Short Take: A captivating mix of Nordic Noir, ghost stories, and murder mysteries in Big City, USA, which is something I never thought I’d type.
(*I voluntarily read and reviewed an advance copy of this book. All thoughts and opinions are my own.*)
Greetings Duckies!! It’s been a hectic week, and it’s shaping up to be even busier in the days ahead, so let’s dive right in, shall we?
In Whitesands, Detective John Dark is, to put it mildly, Not Doing Well. His daughter Emily has been missing for two years, and despite his willingness to Break Every Rule in his desperate search, there’s been no movement in her case. His wife and son barely speak to him, and professionally, he’s all but frozen out of the force.
That is, until a very strange murder occurs. A husband has stabbed his wife to death (I know, that’s not the strange part, just stay with me) and arranged her body in a bizarre, ritualistic fashion. The thing is, the guy swears he didn’t do it, despite irrefutable evidence. Of course, they all say that, so hubby goes in the clink, case closed, until a very similar murder happens across town – wife dead, husband crying innocent despite airtight evidence, surrealist staging of the corpse.
Although John Dark is a brilliant detective, his knotty personal life means that he’s damaged goods in the eyes of both his colleagues and himself. His confidence is shot, his coworkers don’t put a lot of stock in his findings, and well… unbreakable evidence. Needless to say, there is More Than Meets The Eye with these murders.
Although the plot is a lot of fun, and kept me guessing for some time, my real joy in this one is Mr. Thorsson’s style. It swings from hard-boiled detective narrative, complete with short choppy sentences and a world-weary outlook, to lyrical, even poetic prose, and somehow, none of it feels out of place.
I should add that I was expecting Whitesands to lean more heavily toward the Nordic Noir end of the book pool. I have read a lot of NN books in my day, but to me, they tend to be hit or miss – so many descriptions of icy weather, or coffee and cheese sandwich meals, or names with like 6 consonants in a row just shuts me down. But Mr. Thorsson opted to set his book squarely in the good old US of A, which allowed me to connect with it more, and also gave him the chance to weigh in on some current social issues.
This is a tricky bit to review, because although the author is not WRONG in what he observes and discusses about this country (he actually hits it pretty dead-on), I didn’t always like the way he went about it. Some of his points, although valid and correct, felt like they were shoehorned in just to make those points, without really adding anything to the story or serving any real purpose other than a soapbox.
I also feel like the author would have benefited from a cranky editor with a big red pen. There were some silly contradictions, like a character saying “I’ve got the file on Alice Whitacre here” and then a few paragraphs later asking “Alice Woodacre, right?” while still holding the file folder with the correct name on it. There were also a few cases of switching he/she pronouns randomly, or using the wrong word with things like palate/palette, that kind of thing. Those things are absolutely not dealbreakers, but they can be distracting.

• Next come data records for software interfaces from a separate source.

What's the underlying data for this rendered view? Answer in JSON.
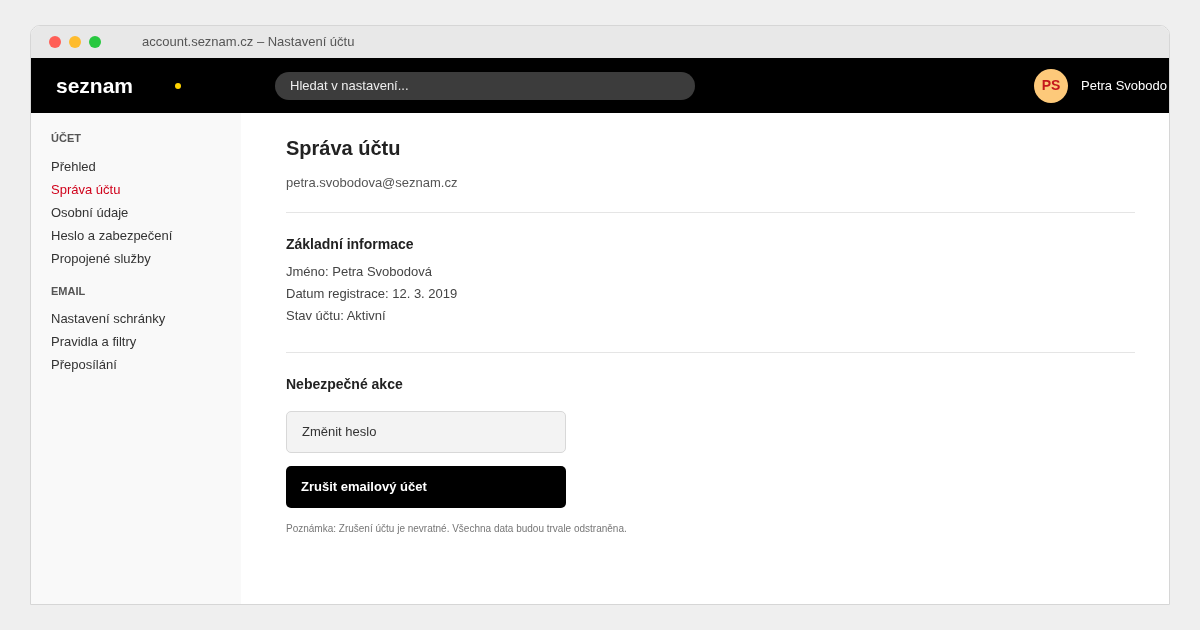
{
  "window": {
    "title": "account.seznam.cz – Nastavení účtu"
  },
  "header": {
    "logo": "seznam",
    "search": {
      "placeholder": "Hledat v nastavení..."
    },
    "user": {
      "initials": "PS",
      "name": "Petra Svobodo"
    }
  },
  "sidebar": {
    "sections": [
      {
        "heading": "ÚČET",
        "items": [
          {
            "label": "Přehled",
            "selected": false
          },
          {
            "label": "Správa účtu",
            "selected": true
          },
          {
            "label": "Osobní údaje",
            "selected": false
          },
          {
            "label": "Heslo a zabezpečení",
            "selected": false
          },
          {
            "label": "Propojené služby",
            "selected": false
          }
        ]
      },
      {
        "heading": "EMAIL",
        "items": [
          {
            "label": "Nastavení schránky",
            "selected": false
          },
          {
            "label": "Pravidla a filtry",
            "selected": false
          },
          {
            "label": "Přeposílání",
            "selected": false
          }
        ]
      }
    ]
  },
  "content": {
    "title": "Správa účtu",
    "email": "petra.svobodova@seznam.cz",
    "basic": {
      "heading": "Základní informace",
      "lines": [
        "Jméno: Petra Svobodová",
        "Datum registrace: 12. 3. 2019",
        "Stav účtu: Aktivní"
      ]
    },
    "danger": {
      "heading": "Nebezpečné akce",
      "buttons": [
        {
          "label": "Změnit heslo",
          "kind": "secondary"
        },
        {
          "label": "Zrušit emailový účet",
          "kind": "primary"
        }
      ],
      "note": "Poznámka: Zrušení účtu je nevratné. Všechna data budou trvale odstraněna."
    }
  }
}
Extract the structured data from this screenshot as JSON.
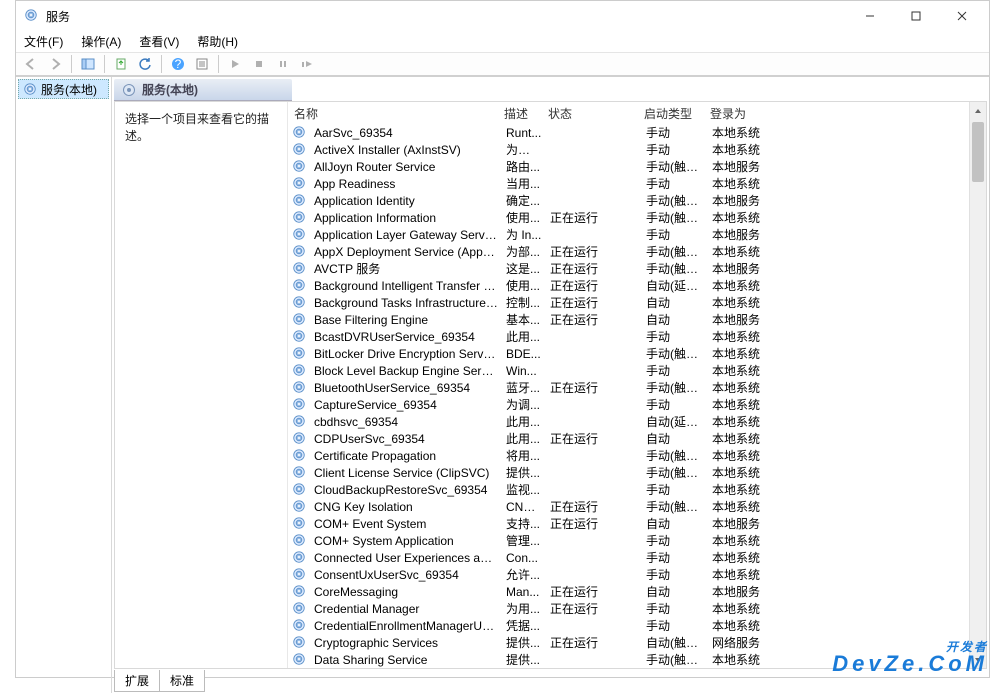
{
  "window": {
    "title": "服务"
  },
  "menubar": {
    "file": "文件(F)",
    "action": "操作(A)",
    "view": "查看(V)",
    "help": "帮助(H)"
  },
  "leftpane": {
    "root": "服务(本地)"
  },
  "rightpane": {
    "header": "服务(本地)",
    "desc_prompt": "选择一个项目来查看它的描述。"
  },
  "columns": {
    "name": "名称",
    "desc": "描述",
    "status": "状态",
    "start": "启动类型",
    "logon": "登录为"
  },
  "tabs": {
    "extended": "扩展",
    "standard": "标准"
  },
  "watermark": {
    "line1": "开发者",
    "line2": "DevZe.CoM"
  },
  "services": [
    {
      "name": "AarSvc_69354",
      "desc": "Runt...",
      "status": "",
      "start": "手动",
      "logon": "本地系统"
    },
    {
      "name": "ActiveX Installer (AxInstSV)",
      "desc": "为从 ...",
      "status": "",
      "start": "手动",
      "logon": "本地系统"
    },
    {
      "name": "AllJoyn Router Service",
      "desc": "路由...",
      "status": "",
      "start": "手动(触发...",
      "logon": "本地服务"
    },
    {
      "name": "App Readiness",
      "desc": "当用...",
      "status": "",
      "start": "手动",
      "logon": "本地系统"
    },
    {
      "name": "Application Identity",
      "desc": "确定...",
      "status": "",
      "start": "手动(触发...",
      "logon": "本地服务"
    },
    {
      "name": "Application Information",
      "desc": "使用...",
      "status": "正在运行",
      "start": "手动(触发...",
      "logon": "本地系统"
    },
    {
      "name": "Application Layer Gateway Service",
      "desc": "为 In...",
      "status": "",
      "start": "手动",
      "logon": "本地服务"
    },
    {
      "name": "AppX Deployment Service (AppXSVC)",
      "desc": "为部...",
      "status": "正在运行",
      "start": "手动(触发...",
      "logon": "本地系统"
    },
    {
      "name": "AVCTP 服务",
      "desc": "这是...",
      "status": "正在运行",
      "start": "手动(触发...",
      "logon": "本地服务"
    },
    {
      "name": "Background Intelligent Transfer Service",
      "desc": "使用...",
      "status": "正在运行",
      "start": "自动(延迟...",
      "logon": "本地系统"
    },
    {
      "name": "Background Tasks Infrastructure Service",
      "desc": "控制...",
      "status": "正在运行",
      "start": "自动",
      "logon": "本地系统"
    },
    {
      "name": "Base Filtering Engine",
      "desc": "基本...",
      "status": "正在运行",
      "start": "自动",
      "logon": "本地服务"
    },
    {
      "name": "BcastDVRUserService_69354",
      "desc": "此用...",
      "status": "",
      "start": "手动",
      "logon": "本地系统"
    },
    {
      "name": "BitLocker Drive Encryption Service",
      "desc": "BDE...",
      "status": "",
      "start": "手动(触发...",
      "logon": "本地系统"
    },
    {
      "name": "Block Level Backup Engine Service",
      "desc": "Win...",
      "status": "",
      "start": "手动",
      "logon": "本地系统"
    },
    {
      "name": "BluetoothUserService_69354",
      "desc": "蓝牙...",
      "status": "正在运行",
      "start": "手动(触发...",
      "logon": "本地系统"
    },
    {
      "name": "CaptureService_69354",
      "desc": "为调...",
      "status": "",
      "start": "手动",
      "logon": "本地系统"
    },
    {
      "name": "cbdhsvc_69354",
      "desc": "此用...",
      "status": "",
      "start": "自动(延迟...",
      "logon": "本地系统"
    },
    {
      "name": "CDPUserSvc_69354",
      "desc": "此用...",
      "status": "正在运行",
      "start": "自动",
      "logon": "本地系统"
    },
    {
      "name": "Certificate Propagation",
      "desc": "将用...",
      "status": "",
      "start": "手动(触发...",
      "logon": "本地系统"
    },
    {
      "name": "Client License Service (ClipSVC)",
      "desc": "提供...",
      "status": "",
      "start": "手动(触发...",
      "logon": "本地系统"
    },
    {
      "name": "CloudBackupRestoreSvc_69354",
      "desc": "监视...",
      "status": "",
      "start": "手动",
      "logon": "本地系统"
    },
    {
      "name": "CNG Key Isolation",
      "desc": "CNG...",
      "status": "正在运行",
      "start": "手动(触发...",
      "logon": "本地系统"
    },
    {
      "name": "COM+ Event System",
      "desc": "支持...",
      "status": "正在运行",
      "start": "自动",
      "logon": "本地服务"
    },
    {
      "name": "COM+ System Application",
      "desc": "管理...",
      "status": "",
      "start": "手动",
      "logon": "本地系统"
    },
    {
      "name": "Connected User Experiences and Telemetry",
      "desc": "Con...",
      "status": "",
      "start": "手动",
      "logon": "本地系统"
    },
    {
      "name": "ConsentUxUserSvc_69354",
      "desc": "允许...",
      "status": "",
      "start": "手动",
      "logon": "本地系统"
    },
    {
      "name": "CoreMessaging",
      "desc": "Man...",
      "status": "正在运行",
      "start": "自动",
      "logon": "本地服务"
    },
    {
      "name": "Credential Manager",
      "desc": "为用...",
      "status": "正在运行",
      "start": "手动",
      "logon": "本地系统"
    },
    {
      "name": "CredentialEnrollmentManagerUserSvc_69...",
      "desc": "凭据...",
      "status": "",
      "start": "手动",
      "logon": "本地系统"
    },
    {
      "name": "Cryptographic Services",
      "desc": "提供...",
      "status": "正在运行",
      "start": "自动(触发...",
      "logon": "网络服务"
    },
    {
      "name": "Data Sharing Service",
      "desc": "提供...",
      "status": "",
      "start": "手动(触发...",
      "logon": "本地系统"
    }
  ]
}
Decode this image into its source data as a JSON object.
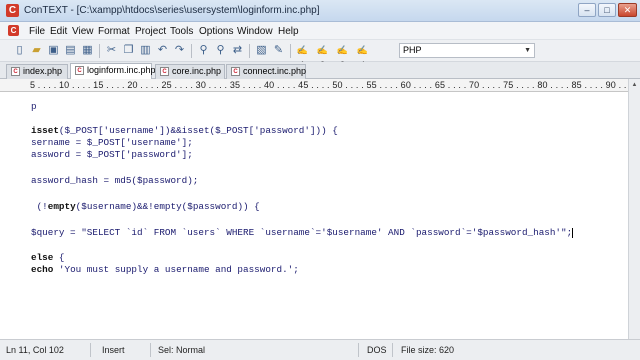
{
  "window": {
    "app_logo": "C",
    "title": "ConTEXT - [C:\\xampp\\htdocs\\series\\usersystem\\loginform.inc.php]",
    "controls": [
      "–",
      "□",
      "✕"
    ]
  },
  "menu": {
    "logo": "C",
    "items": [
      "File",
      "Edit",
      "View",
      "Format",
      "Project",
      "Tools",
      "Options",
      "Window",
      "Help"
    ]
  },
  "toolbar": {
    "buttons": [
      "new-file-icon",
      "open-folder-icon",
      "save-icon",
      "save-all-icon",
      "print-icon",
      "cut-icon",
      "copy-icon",
      "paste-icon",
      "undo-icon",
      "redo-icon",
      "find-icon",
      "find-next-icon",
      "replace-icon",
      "clipboard-icon",
      "tool-icon",
      "highlighter-1-icon",
      "highlighter-2-icon",
      "highlighter-3-icon",
      "highlighter-4-icon"
    ],
    "language": "PHP"
  },
  "tabs": [
    {
      "label": "index.php",
      "active": false
    },
    {
      "label": "loginform.inc.php",
      "active": true
    },
    {
      "label": "core.inc.php",
      "active": false
    },
    {
      "label": "connect.inc.php",
      "active": false
    }
  ],
  "ruler": {
    "text": "5 . . . . 10 . . . . 15 . . . . 20 . . . . 25 . . . . 30 . . . . 35 . . . . 40 . . . . 45 . . . . 50 . . . . 55 . . . . 60 . . . . 65 . . . . 70 . . . . 75 . . . . 80 . . . . 85 . . . . 90 . . . . 95 . . . . 100"
  },
  "editor": {
    "lines": [
      {
        "pre": "",
        "kw": "",
        "text": "p"
      },
      {
        "pre": "",
        "kw": "",
        "text": ""
      },
      {
        "pre": "",
        "kw": "isset",
        "text": "($_POST['username'])&&isset($_POST['password'])) {"
      },
      {
        "pre": "",
        "kw": "",
        "text": "sername = $_POST['username'];"
      },
      {
        "pre": "",
        "kw": "",
        "text": "assword = $_POST['password'];"
      },
      {
        "pre": "",
        "kw": "",
        "text": ""
      },
      {
        "pre": "",
        "kw": "",
        "text": "assword_hash = md5($password);"
      },
      {
        "pre": "",
        "kw": "",
        "text": ""
      },
      {
        "pre": " (!",
        "kw": "empty",
        "text": "($username)&&!empty($password)) {"
      },
      {
        "pre": "",
        "kw": "",
        "text": ""
      },
      {
        "pre": "",
        "kw": "",
        "text": "$query = \"SELECT `id` FROM `users` WHERE `username`='$username' AND `password`='$password_hash'\";"
      },
      {
        "pre": "",
        "kw": "",
        "text": ""
      },
      {
        "pre": "",
        "kw": "else",
        "text": " {"
      },
      {
        "pre": "",
        "kw": "echo",
        "text": " 'You must supply a username and password.';"
      }
    ]
  },
  "status": {
    "position": "Ln 11, Col 102",
    "mode": "Insert",
    "selection": "Sel: Normal",
    "format": "DOS",
    "file_size": "File size: 620"
  }
}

I have to give it to the author on one major personal pet peeve. Mr. Thorsson was able to do the nearly-impossible: Write the first book in a series in a way that it both has a satisfying ending, AND leaves enough open that sequels would make sense. If you’ve read my reviews of other series-kickoffs, you’ll know how picky I am about those.
The Nerd’s Rating: FOUR HAPPY NEURONS (and some hideous police station coffee, I still have a lot to do and my hiney is dragging.)